Laub said her interest in joining the suits is not a financial one, but a policy one.

"We are seeking reform in school policies and school district policies," she said.

Under the terms of the lawsuit settlements, school officials hire Laub and her team to come in and train not just teachers and administrators, but students as well, on how to intervene in anti-gay bullying situations and file complaints about antigay harassment.

However, Laub said the media attention to such lawsuits may give the false impression that LGBT students need to be litigious to gain their rights. Nine states, plus the District of Columbia, have passed safe schools legislation protecting LGBT students. The measures in four states, including California, also cover gender identity.

"I think the number of actual lawsuits people go through with filing is a much smaller number than that of students coming out and starting GSAs or getting harassed and filing complaints," said Laub. "Lawsuits are a last resort for students and parents seeking remedy for harassment at their schools."

If anything, the lawsuits are a warning that discriminating against gay students can be costly. Settlements have ranged between a few hundred thousand dollars to more than $1 million in cash awards being granted to students.

"The lawsuits are small when you consider what is happening on the ground at thousands of schools with openly gay students, teachers, administrators and parents," said Laub.

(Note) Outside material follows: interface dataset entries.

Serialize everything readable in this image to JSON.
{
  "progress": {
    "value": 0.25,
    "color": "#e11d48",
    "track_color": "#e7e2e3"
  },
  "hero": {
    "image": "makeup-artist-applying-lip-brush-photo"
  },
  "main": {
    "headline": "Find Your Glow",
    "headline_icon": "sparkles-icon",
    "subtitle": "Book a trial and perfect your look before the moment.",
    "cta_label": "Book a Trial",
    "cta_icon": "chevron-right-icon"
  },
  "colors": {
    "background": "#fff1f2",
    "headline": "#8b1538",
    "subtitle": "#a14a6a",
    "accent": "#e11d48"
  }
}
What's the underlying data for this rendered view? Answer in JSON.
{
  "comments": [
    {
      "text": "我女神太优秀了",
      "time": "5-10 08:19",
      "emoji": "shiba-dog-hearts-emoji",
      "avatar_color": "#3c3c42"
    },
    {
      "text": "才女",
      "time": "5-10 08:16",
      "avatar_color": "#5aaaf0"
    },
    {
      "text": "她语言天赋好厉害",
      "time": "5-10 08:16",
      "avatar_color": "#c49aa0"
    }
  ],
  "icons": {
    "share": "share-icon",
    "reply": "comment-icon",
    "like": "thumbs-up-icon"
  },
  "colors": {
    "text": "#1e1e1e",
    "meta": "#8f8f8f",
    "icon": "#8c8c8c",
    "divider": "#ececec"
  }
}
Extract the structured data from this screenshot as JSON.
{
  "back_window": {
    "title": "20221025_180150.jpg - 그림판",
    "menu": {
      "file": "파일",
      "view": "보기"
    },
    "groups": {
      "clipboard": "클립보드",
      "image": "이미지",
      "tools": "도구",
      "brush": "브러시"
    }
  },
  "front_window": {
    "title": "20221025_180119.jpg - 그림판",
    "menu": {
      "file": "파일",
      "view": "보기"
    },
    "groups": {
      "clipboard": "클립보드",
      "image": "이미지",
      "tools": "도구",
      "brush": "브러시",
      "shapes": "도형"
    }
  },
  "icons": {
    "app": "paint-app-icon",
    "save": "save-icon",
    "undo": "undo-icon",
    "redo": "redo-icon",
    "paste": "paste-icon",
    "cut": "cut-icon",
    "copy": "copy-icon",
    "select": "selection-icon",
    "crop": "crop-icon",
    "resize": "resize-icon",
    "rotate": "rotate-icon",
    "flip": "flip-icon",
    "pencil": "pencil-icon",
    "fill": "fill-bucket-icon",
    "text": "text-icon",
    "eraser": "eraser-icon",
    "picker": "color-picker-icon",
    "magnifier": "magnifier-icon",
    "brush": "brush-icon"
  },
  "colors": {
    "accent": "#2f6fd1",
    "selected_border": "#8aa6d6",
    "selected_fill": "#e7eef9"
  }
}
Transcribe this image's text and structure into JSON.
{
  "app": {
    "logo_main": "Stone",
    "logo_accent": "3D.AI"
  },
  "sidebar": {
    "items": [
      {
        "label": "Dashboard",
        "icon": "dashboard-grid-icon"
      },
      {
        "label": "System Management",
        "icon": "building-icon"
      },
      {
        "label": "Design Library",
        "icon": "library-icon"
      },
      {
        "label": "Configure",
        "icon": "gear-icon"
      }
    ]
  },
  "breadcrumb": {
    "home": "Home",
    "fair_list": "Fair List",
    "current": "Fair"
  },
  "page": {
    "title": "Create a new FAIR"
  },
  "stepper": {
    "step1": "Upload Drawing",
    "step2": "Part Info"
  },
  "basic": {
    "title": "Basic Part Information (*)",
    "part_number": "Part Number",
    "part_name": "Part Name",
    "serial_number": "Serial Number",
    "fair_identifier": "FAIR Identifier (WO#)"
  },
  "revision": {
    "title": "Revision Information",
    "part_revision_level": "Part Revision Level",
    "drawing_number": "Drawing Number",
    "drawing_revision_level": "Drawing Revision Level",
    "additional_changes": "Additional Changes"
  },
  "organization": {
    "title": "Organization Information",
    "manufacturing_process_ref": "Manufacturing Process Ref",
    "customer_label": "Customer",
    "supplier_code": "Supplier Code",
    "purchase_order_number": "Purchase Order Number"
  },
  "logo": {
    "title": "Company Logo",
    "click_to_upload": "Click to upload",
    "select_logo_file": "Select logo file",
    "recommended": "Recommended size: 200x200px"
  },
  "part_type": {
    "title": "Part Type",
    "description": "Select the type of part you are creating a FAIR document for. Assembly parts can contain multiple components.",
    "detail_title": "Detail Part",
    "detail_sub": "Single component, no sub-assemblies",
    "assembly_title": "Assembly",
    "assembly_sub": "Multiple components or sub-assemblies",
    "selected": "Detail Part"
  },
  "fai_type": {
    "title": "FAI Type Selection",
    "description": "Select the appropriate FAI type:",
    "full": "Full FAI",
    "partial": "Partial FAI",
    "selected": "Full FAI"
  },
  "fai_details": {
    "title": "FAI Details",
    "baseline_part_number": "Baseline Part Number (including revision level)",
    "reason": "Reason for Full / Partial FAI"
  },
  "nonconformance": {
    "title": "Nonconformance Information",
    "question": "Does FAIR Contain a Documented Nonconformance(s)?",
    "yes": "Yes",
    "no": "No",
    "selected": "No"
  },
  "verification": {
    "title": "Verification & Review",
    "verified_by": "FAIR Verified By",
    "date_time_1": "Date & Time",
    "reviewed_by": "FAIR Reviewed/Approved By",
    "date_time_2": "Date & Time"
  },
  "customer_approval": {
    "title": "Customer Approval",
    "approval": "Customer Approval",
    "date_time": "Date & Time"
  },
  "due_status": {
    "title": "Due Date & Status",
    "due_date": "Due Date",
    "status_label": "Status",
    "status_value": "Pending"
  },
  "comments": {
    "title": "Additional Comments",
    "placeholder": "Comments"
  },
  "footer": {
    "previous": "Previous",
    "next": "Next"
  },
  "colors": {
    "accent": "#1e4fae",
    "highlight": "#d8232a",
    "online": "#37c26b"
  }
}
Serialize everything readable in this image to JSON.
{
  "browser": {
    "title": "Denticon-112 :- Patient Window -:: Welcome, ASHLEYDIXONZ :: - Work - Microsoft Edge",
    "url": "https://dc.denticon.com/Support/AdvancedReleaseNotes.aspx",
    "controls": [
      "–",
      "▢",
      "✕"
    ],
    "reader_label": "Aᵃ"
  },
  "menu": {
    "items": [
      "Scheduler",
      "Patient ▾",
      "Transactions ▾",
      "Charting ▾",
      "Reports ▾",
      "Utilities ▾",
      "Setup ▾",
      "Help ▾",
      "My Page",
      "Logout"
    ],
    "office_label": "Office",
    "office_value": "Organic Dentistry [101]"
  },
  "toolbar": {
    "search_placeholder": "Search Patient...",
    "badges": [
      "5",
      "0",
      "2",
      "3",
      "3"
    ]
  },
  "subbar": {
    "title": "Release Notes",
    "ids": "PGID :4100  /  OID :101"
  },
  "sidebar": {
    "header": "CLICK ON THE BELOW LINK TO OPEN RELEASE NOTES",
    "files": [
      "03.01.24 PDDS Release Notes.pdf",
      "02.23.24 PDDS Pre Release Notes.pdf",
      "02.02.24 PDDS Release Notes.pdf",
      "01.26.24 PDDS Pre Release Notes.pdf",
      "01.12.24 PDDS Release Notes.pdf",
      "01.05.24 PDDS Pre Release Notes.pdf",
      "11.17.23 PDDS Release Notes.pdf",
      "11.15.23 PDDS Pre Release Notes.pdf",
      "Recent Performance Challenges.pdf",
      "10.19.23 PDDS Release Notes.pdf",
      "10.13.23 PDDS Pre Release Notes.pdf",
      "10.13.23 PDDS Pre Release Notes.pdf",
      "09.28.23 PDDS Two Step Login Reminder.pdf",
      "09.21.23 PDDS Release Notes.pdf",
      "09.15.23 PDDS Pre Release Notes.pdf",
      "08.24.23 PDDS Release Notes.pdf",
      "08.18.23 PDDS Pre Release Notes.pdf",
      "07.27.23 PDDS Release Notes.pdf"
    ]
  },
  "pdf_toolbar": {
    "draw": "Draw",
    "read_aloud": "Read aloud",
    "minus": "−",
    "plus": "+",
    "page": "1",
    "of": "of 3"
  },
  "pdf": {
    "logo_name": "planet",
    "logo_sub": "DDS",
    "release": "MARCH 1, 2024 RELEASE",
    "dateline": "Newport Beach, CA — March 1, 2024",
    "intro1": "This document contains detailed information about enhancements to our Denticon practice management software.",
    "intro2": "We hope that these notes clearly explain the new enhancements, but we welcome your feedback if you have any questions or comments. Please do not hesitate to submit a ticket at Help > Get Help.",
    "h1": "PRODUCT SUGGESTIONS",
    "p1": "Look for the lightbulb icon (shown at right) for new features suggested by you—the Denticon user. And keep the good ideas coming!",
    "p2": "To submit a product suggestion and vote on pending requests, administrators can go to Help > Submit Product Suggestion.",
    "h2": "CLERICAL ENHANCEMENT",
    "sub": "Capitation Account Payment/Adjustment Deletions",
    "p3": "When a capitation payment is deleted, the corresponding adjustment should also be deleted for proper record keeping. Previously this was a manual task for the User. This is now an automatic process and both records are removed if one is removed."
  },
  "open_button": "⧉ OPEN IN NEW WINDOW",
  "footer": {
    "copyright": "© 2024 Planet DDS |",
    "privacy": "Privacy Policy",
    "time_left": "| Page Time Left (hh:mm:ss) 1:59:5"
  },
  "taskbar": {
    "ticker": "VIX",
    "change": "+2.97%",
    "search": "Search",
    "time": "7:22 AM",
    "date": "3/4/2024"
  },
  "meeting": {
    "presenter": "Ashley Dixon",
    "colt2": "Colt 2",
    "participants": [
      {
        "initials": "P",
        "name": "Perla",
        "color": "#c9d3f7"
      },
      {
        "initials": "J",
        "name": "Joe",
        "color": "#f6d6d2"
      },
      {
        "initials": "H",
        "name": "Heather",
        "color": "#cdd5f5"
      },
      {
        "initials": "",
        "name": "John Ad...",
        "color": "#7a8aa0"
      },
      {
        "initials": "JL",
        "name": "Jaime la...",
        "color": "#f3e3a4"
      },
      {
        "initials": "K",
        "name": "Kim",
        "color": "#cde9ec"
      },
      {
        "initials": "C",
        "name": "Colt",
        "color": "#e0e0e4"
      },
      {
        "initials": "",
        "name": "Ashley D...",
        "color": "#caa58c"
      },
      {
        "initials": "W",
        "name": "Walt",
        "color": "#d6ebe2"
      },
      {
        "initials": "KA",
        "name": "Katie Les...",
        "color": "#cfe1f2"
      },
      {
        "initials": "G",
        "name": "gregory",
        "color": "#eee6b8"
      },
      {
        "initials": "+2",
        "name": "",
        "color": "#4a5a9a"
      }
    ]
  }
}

After fighting to form the GSA at her school, Bautista then came out in her student newspaper this past January in an article tying the LGBT rights movement to the fight for civil rights. It caused a sensation at school.

"I didn't think it was that big of a deal but people would stop me in the hallway and say, 'Great job on the article.' I took a chance but I didn't expect for it to be so popular," said Bautista, who is Filipino-American and grew up in a family that attends church each Sunday.

Now 18, the Union City resident is one of six Bay Area students honored by ABC 7 KGO-TV this spring as one of the station's "Top Scholars." Bautista will receive a $1,000 scholarship toward her college tuition and be profiled in an upcoming special set to air in July. A softball player, member of the cross country team, and co-head of her school's creative writing club, Bautista sees her sexuality as just one piece of her identity.

"I don't think it is weird. I think it is perfectly natural for me to get married to someone who is female. I don't question it at all," she said.

As for her family, it has taken some time for her parents to come around and accept her sexuality.

"My parents said it was a phase. I wrote one of my college essays about it and I got into Stanford. They are okay with it now," joked Bautista, who wants to study communication and one day be a journalist.